◆ WORK REQUEST: Of the entries below, repeat exactly only those lines from the one containing "What's the underlying" through the last line, with pictures omitted.

◆ SUPPLIED RECORDS:
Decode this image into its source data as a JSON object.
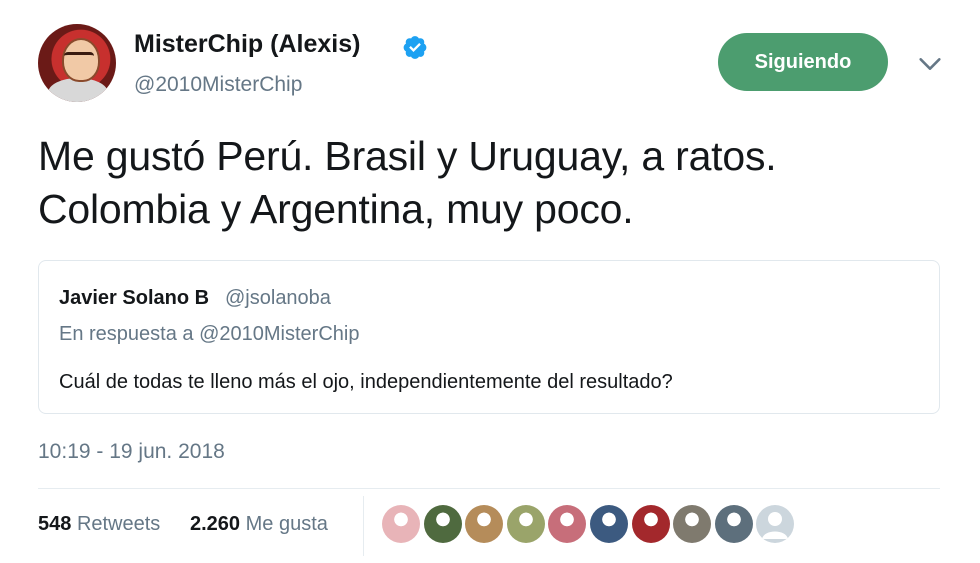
{
  "author": {
    "display_name": "MisterChip (Alexis)",
    "handle": "@2010MisterChip",
    "verified": true,
    "verified_color": "#1da1f2"
  },
  "follow_button": {
    "label": "Siguiendo",
    "color": "#4c9d6f"
  },
  "tweet": {
    "lines": [
      "Me gustó Perú. Brasil y Uruguay, a ratos.",
      "Colombia y Argentina, muy poco."
    ]
  },
  "quoted_tweet": {
    "display_name": "Javier Solano B",
    "handle": "@jsolanoba",
    "reply_to": "En respuesta a @2010MisterChip",
    "text": "Cuál de todas te lleno más el ojo, independientemente del resultado?"
  },
  "timestamp": "10:19 - 19 jun. 2018",
  "stats": {
    "retweets_count": "548",
    "retweets_label": "Retweets",
    "likes_count": "2.260",
    "likes_label": "Me gusta"
  },
  "likers": [
    {
      "icon": "user-avatar-1",
      "color": "#e8b4b8"
    },
    {
      "icon": "user-avatar-2",
      "color": "#4f6a3f"
    },
    {
      "icon": "user-avatar-3",
      "color": "#b58c5a"
    },
    {
      "icon": "user-avatar-4",
      "color": "#9aa46a"
    },
    {
      "icon": "user-avatar-5",
      "color": "#c76e7a"
    },
    {
      "icon": "user-avatar-6",
      "color": "#3c5a80"
    },
    {
      "icon": "user-avatar-7",
      "color": "#a3282c"
    },
    {
      "icon": "user-avatar-8",
      "color": "#7f7a6e"
    },
    {
      "icon": "user-avatar-9",
      "color": "#5d6f7c"
    },
    {
      "icon": "default-avatar-icon",
      "color": "#ccd6dd"
    }
  ]
}
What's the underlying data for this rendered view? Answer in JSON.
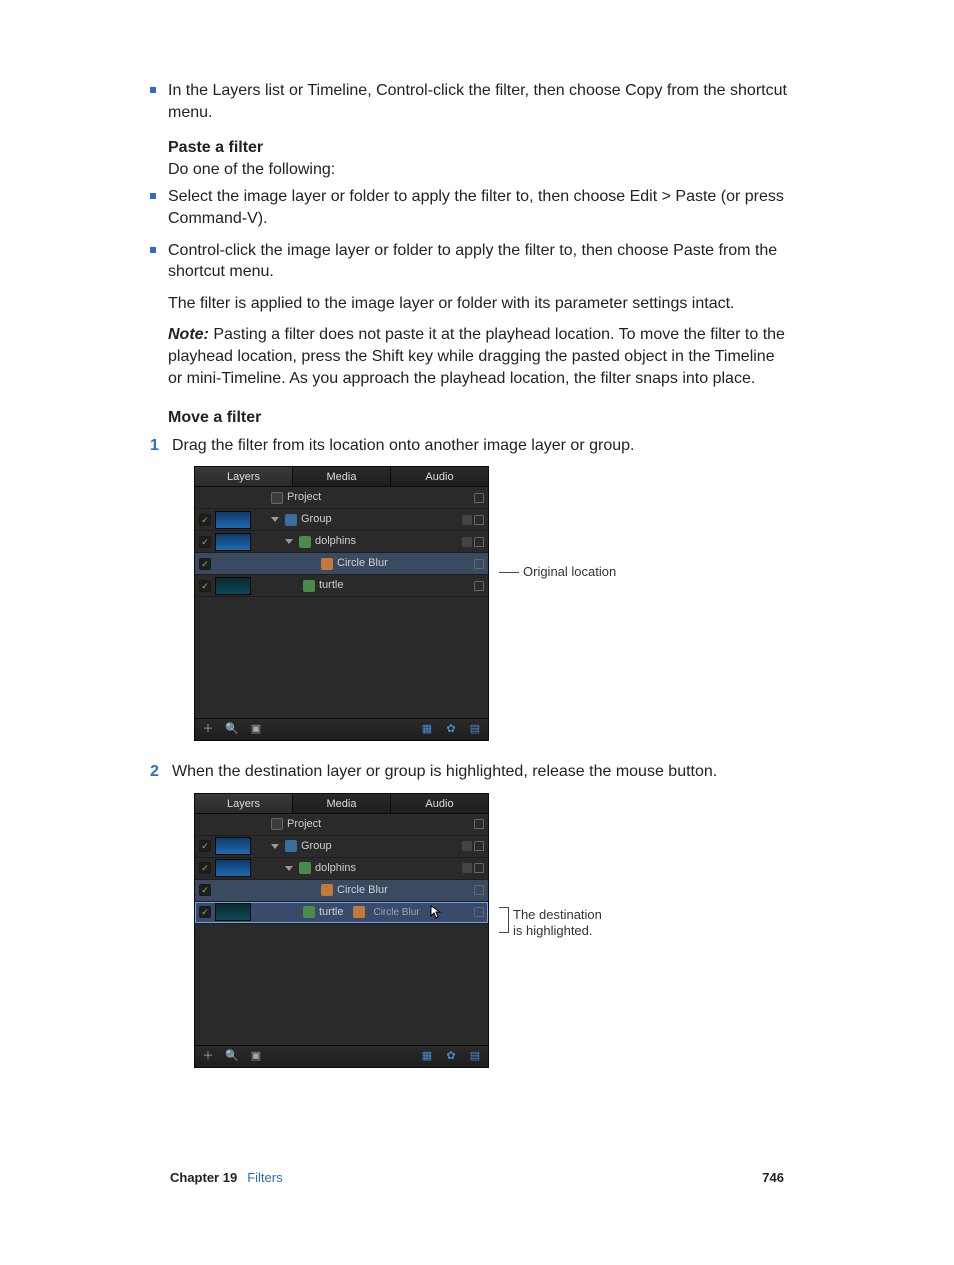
{
  "heading_paste": "Paste a filter",
  "heading_move": "Move a filter",
  "bullets_top": [
    "In the Layers list or Timeline, Control-click the filter, then choose Copy from the shortcut menu."
  ],
  "paste_intro": "Do one of the following:",
  "bullets_paste": [
    "Select the image layer or folder to apply the filter to, then choose Edit > Paste (or press Command-V).",
    "Control-click the image layer or folder to apply the filter to, then choose Paste from the shortcut menu."
  ],
  "para_applied": "The filter is applied to the image layer or folder with its parameter settings intact.",
  "note_label": "Note:",
  "para_note": "Pasting a filter does not paste it at the playhead location. To move the filter to the playhead location, press the Shift key while dragging the pasted object in the Timeline or mini-Timeline. As you approach the playhead location, the filter snaps into place.",
  "steps": [
    "Drag the filter from its location onto another image layer or group.",
    "When the destination layer or group is highlighted, release the mouse button."
  ],
  "callout1": "Original location",
  "callout2a": "The destination",
  "callout2b": "is highlighted.",
  "tabs": {
    "layers": "Layers",
    "media": "Media",
    "audio": "Audio"
  },
  "panel1_rows": {
    "project": "Project",
    "group": "Group",
    "dolphins": "dolphins",
    "circleblur": "Circle Blur",
    "turtle": "turtle"
  },
  "panel2_rows": {
    "project": "Project",
    "group": "Group",
    "dolphins": "dolphins",
    "circleblur": "Circle Blur",
    "turtle": "turtle",
    "ghost": "Circle Blur"
  },
  "footer": {
    "chapter": "Chapter 19",
    "name": "Filters",
    "page": "746"
  }
}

◆ PROBLEM SOLUTION:
What's the underlying data for this rendered view? Answer in JSON.
{
  "heading_paste": "Paste a filter",
  "heading_move": "Move a filter",
  "bullets_top": [
    "In the Layers list or Timeline, Control-click the filter, then choose Copy from the shortcut menu."
  ],
  "paste_intro": "Do one of the following:",
  "bullets_paste": [
    "Select the image layer or folder to apply the filter to, then choose Edit > Paste (or press Command-V).",
    "Control-click the image layer or folder to apply the filter to, then choose Paste from the shortcut menu."
  ],
  "para_applied": "The filter is applied to the image layer or folder with its parameter settings intact.",
  "note_label": "Note:",
  "para_note": "Pasting a filter does not paste it at the playhead location. To move the filter to the playhead location, press the Shift key while dragging the pasted object in the Timeline or mini-Timeline. As you approach the playhead location, the filter snaps into place.",
  "steps": [
    "Drag the filter from its location onto another image layer or group.",
    "When the destination layer or group is highlighted, release the mouse button."
  ],
  "callout1": "Original location",
  "callout2a": "The destination",
  "callout2b": "is highlighted.",
  "tabs": {
    "layers": "Layers",
    "media": "Media",
    "audio": "Audio"
  },
  "panel1_rows": {
    "project": "Project",
    "group": "Group",
    "dolphins": "dolphins",
    "circleblur": "Circle Blur",
    "turtle": "turtle"
  },
  "panel2_rows": {
    "project": "Project",
    "group": "Group",
    "dolphins": "dolphins",
    "circleblur": "Circle Blur",
    "turtle": "turtle",
    "ghost": "Circle Blur"
  },
  "footer": {
    "chapter": "Chapter 19",
    "name": "Filters",
    "page": "746"
  }
}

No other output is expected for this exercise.